Property Description
RestoreSources Semicolon-delimited list of package sources.
RestorePackagesPath User packages folder path.
RestoreDisableParallel Limit downloads to one at a time.
RestoreConfigFile Path to a Nuget.Config file to apply.
RestoreNoCache If true, avoids using cached packages. See Managing the global packages and cache folders.
RestoreIgnoreFailedSources If true, ignores failing or missing package sources.
RestoreFallbackFolders Fallback folders, used in the same way the user packages folder is used.
RestoreAdditionalProjectSources Additional sources to use during restore.
RestoreAdditionalProjectFallbackFolders Additional fallback folders to use during restore.
RestoreAdditionalProjectFallbackFoldersExcludes Excludes fallback folders specified in RestoreAdditionalProjectFallbackFolders
RestoreTaskAssemblyFile Path to NuGet.Build.Tasks.dll.
RestoreGraphProjectInput Semicolon-delimited list of projects to restore, which should contain absolute paths.
RestoreUseSkipNonexistentTargets When the projects are collected via MSBuild it determines whether they are collected using the SkipNonexistentTargets optimization. When not set, defaults to true. The consequence is a fail-fast behavior when a project's targets cannot be imported.
MSBuildProjectExtensionsPath Output folder, defaulting to BaseIntermediateOutputPath and the obj folder.
RestoreForce In PackageReference based projects, forces all dependencies to be resolved even if the last restore was successful. Specifying this flag is similar to deleting the project.assets.json file. This does not bypass the http-cache.
RestorePackagesWithLockFile Opts into the usage of a lock file.
RestoreLockedMode Run restore in locked mode. This means that restore will not reevaluate the dependencies.
NuGetLockFilePath A custom location for the lock file. The default location is next to the project and is named packages.lock.json.
RestoreForceEvaluate Forces restore to recompute the dependencies and update the lock file without any warning.
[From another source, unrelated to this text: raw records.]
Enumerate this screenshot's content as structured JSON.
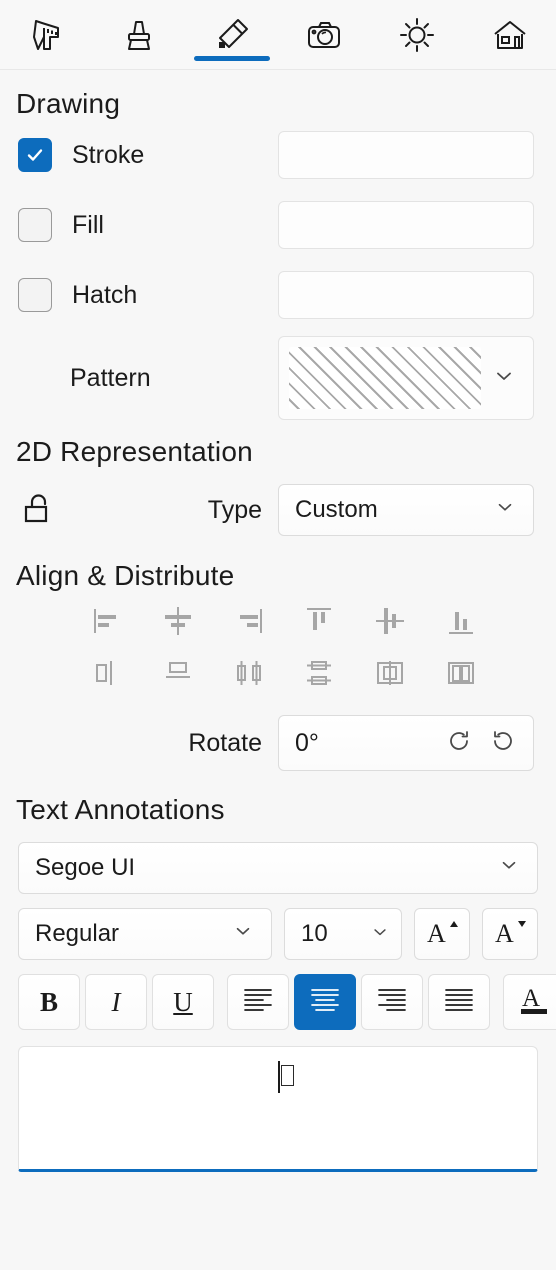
{
  "toolbar": {
    "tabs": [
      {
        "name": "measure-tool",
        "icon": "caliper-icon",
        "active": false
      },
      {
        "name": "paintbrush-tool",
        "icon": "brush-icon",
        "active": false
      },
      {
        "name": "markup-tool",
        "icon": "pencil-icon",
        "active": true
      },
      {
        "name": "camera-tool",
        "icon": "camera-icon",
        "active": false
      },
      {
        "name": "lighting-tool",
        "icon": "sun-icon",
        "active": false
      },
      {
        "name": "home-tool",
        "icon": "house-icon",
        "active": false
      }
    ]
  },
  "drawing": {
    "title": "Drawing",
    "stroke": {
      "label": "Stroke",
      "checked": true,
      "color": "#808080"
    },
    "fill": {
      "label": "Fill",
      "checked": false,
      "color": "#c0c0c0"
    },
    "hatch": {
      "label": "Hatch",
      "checked": false,
      "color": "#525252"
    },
    "pattern": {
      "label": "Pattern",
      "value": "diagonal-lines"
    }
  },
  "representation": {
    "title": "2D Representation",
    "lock_state": "unlocked",
    "type_label": "Type",
    "type_value": "Custom",
    "type_options": [
      "Custom"
    ]
  },
  "align": {
    "title": "Align & Distribute",
    "buttons": [
      {
        "name": "align-left-icon"
      },
      {
        "name": "align-center-horizontal-icon"
      },
      {
        "name": "align-right-icon"
      },
      {
        "name": "align-top-icon"
      },
      {
        "name": "align-center-vertical-icon"
      },
      {
        "name": "align-bottom-icon"
      },
      {
        "name": "distribute-horizontal-left-icon"
      },
      {
        "name": "distribute-vertical-top-icon"
      },
      {
        "name": "distribute-horizontal-center-icon"
      },
      {
        "name": "distribute-vertical-center-icon"
      },
      {
        "name": "distribute-horizontal-space-icon"
      },
      {
        "name": "distribute-vertical-space-icon"
      }
    ],
    "rotate_label": "Rotate",
    "rotate_value": "0°",
    "rotate_cw": "rotate-clockwise-icon",
    "rotate_ccw": "rotate-counterclockwise-icon"
  },
  "text": {
    "title": "Text Annotations",
    "font_family": "Segoe UI",
    "font_style": "Regular",
    "font_size": "10",
    "grow_font": "A",
    "shrink_font": "A",
    "bold": "B",
    "italic": "I",
    "underline": "U",
    "align_left": "align-left-icon",
    "align_center": "align-center-icon",
    "align_right": "align-right-icon",
    "align_justify": "align-justify-icon",
    "font_color": "A",
    "alignment_active": "center",
    "annotation_value": ""
  },
  "colors": {
    "accent": "#0d6cbd",
    "panel_bg": "#f7f7f7",
    "icon_gray": "#a6a6a6",
    "text": "#1b1b1b"
  }
}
Command line:

msbuild -t:restore -p:RestoreConfigFile=<path>

Project file:


Restore outputs

Restore creates the following files in the build obj folder:

File Description
project.assets.json Contains the dependency graph of all package references.
{projectName}.projectFileExtension.nuget.g.props References to MSBuild props contained in packages
{projectName}.projectFileExtension.nuget.g.targets References to MSBuild targets contained in packages
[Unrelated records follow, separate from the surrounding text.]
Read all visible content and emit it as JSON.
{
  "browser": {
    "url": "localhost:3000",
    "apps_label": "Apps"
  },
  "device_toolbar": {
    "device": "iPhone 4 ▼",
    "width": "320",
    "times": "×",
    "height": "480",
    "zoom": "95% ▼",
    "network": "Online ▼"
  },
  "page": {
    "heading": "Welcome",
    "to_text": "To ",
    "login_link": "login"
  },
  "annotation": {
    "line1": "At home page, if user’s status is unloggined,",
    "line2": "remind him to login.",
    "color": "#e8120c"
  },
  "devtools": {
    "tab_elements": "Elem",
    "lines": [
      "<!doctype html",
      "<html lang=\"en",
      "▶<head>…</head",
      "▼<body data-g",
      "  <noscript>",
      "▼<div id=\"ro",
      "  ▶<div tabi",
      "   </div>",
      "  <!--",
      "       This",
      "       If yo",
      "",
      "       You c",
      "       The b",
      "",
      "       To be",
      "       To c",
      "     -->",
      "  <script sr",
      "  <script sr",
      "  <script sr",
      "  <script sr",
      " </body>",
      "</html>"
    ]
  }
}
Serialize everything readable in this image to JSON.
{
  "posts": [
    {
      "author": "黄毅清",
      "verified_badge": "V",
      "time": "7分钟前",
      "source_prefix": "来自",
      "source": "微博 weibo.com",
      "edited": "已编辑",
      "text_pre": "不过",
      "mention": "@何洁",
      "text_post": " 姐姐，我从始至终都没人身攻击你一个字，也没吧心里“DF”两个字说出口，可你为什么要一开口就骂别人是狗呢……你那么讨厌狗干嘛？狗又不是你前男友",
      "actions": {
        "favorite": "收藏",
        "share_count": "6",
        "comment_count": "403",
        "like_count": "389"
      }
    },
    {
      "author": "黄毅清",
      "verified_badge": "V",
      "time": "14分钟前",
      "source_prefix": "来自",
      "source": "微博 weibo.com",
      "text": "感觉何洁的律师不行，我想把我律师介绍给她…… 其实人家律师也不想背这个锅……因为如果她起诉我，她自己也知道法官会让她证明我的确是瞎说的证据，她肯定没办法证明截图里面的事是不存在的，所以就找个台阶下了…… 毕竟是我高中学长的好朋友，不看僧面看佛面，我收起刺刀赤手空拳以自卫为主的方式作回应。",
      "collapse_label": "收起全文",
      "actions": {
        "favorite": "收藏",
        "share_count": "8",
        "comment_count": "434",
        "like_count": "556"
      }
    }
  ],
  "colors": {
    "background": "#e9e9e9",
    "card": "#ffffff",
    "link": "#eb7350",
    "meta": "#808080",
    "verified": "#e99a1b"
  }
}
Restoring and building with one MSBuild command

Due to the fact that NuGet can restore packages that bring down MSBuild targets and props, the restore and build evaluations are run with different global properties. This means that the following will have an unpredictable and often incorrect behavior.

msbuild -t:restore,build
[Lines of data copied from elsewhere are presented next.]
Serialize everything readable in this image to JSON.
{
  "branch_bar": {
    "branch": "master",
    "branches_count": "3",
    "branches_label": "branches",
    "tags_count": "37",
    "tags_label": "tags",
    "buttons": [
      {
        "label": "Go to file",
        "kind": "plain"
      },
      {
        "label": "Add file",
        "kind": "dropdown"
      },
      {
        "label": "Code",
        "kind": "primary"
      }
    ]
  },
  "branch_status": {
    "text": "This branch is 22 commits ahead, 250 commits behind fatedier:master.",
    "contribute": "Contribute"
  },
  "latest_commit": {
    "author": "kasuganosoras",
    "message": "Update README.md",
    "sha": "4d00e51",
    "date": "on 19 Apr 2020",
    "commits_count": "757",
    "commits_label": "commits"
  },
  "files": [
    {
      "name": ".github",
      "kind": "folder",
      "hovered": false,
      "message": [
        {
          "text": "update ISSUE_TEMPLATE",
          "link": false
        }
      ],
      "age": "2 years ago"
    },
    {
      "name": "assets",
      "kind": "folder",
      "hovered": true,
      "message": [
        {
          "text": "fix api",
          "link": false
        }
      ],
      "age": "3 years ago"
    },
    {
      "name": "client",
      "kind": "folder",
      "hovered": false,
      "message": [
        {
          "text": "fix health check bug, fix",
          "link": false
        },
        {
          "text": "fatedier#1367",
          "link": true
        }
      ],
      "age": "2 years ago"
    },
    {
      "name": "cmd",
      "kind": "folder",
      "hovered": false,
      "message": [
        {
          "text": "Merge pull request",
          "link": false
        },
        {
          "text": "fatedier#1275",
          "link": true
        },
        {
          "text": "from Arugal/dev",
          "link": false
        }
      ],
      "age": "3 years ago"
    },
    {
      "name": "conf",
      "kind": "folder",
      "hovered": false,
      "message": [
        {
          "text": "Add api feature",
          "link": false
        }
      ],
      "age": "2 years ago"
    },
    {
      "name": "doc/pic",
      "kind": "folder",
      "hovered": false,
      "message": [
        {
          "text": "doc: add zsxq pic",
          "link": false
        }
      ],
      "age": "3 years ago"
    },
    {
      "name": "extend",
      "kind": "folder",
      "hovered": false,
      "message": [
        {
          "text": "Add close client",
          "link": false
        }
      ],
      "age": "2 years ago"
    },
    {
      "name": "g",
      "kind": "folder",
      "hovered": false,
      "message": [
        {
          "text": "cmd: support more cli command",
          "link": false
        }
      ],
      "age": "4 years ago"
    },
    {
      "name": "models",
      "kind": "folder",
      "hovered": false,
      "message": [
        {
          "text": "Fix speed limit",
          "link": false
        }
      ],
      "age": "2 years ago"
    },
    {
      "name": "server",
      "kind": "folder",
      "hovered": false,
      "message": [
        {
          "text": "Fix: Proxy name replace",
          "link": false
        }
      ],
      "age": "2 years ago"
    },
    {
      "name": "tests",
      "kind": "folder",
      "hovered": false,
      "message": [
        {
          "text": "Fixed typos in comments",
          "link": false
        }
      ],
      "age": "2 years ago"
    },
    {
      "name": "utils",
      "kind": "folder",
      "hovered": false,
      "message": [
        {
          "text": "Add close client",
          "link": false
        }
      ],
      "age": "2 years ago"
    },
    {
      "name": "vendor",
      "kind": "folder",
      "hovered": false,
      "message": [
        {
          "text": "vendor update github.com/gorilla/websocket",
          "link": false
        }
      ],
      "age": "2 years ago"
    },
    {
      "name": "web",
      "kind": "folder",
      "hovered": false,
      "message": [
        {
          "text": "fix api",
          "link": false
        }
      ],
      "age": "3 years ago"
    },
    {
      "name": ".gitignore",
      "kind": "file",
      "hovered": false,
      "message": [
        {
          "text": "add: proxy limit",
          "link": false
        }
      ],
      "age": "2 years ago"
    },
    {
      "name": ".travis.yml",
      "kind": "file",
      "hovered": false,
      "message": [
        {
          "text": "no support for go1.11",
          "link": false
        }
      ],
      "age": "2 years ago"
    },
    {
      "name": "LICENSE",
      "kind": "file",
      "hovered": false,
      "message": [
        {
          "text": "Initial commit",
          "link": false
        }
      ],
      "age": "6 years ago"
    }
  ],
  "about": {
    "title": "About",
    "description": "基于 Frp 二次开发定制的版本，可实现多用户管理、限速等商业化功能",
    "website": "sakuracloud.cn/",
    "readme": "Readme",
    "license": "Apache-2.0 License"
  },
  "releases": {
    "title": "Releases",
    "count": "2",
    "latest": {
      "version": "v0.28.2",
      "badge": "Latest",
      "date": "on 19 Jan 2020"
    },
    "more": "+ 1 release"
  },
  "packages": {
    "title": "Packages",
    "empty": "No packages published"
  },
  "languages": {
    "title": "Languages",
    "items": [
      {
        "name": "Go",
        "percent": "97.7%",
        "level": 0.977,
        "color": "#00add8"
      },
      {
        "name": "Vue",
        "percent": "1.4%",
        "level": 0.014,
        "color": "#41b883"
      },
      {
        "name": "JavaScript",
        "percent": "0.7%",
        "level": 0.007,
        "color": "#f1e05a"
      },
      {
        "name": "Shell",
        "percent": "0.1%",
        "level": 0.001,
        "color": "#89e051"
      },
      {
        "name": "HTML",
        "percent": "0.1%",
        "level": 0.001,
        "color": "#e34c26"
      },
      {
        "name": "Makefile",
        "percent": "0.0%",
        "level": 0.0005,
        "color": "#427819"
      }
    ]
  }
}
Instead the recommended approach is:

msbuild -t:build -restore

The same logic applies to other targets similar to build.


The PackageTargetFallback element allows you to specify a set of compatible targets to be used when restoring packages. It's designed to allow packages that use a dotnet TxM to work with compatible packages that don't declare a dotnet TxM. That is, if your project uses the dotnet TxM, then all the packages it depends on must also have a dotnet TxM, unless you add the <PackageTargetFallback> to your project in order to allow non-dotnet platforms to be compatible with dotnet.

For example, if the project is using the netstandard1.6 TxM, and a dependent package contains only lib/net45/a.dll and lib/portable-net45+win81/a.dll, then the project will fail to build. If what you want to bring in is the latter DLL, then you can add a PackageTargetFallback as follows to say that the portable-net45+win81 DLL is compatible:

<PackageTargetFallback Condition="'$(TargetFramework)'=='netstandard1.6'">

To declare a fallback for all targets in your project, leave off the Condition attribute. You can also extend any existing PackageTargetFallback by including $(PackageTargetFallback) as shown here:

</PackageTargetFallback >

Replacing one library from a restore graph

If a restore is bringing the wrong assembly, it's possible to exclude that packages default choice, and replace it with your own choice. First with a top level PackageReference, exclude all assets:

<PackageReference Include="Newtonsoft.Json" Version="9.0.1">

Next, add your own reference to the appropriate local copy of the DLL:

<Reference Include="Newtonsoft.Json.dll" />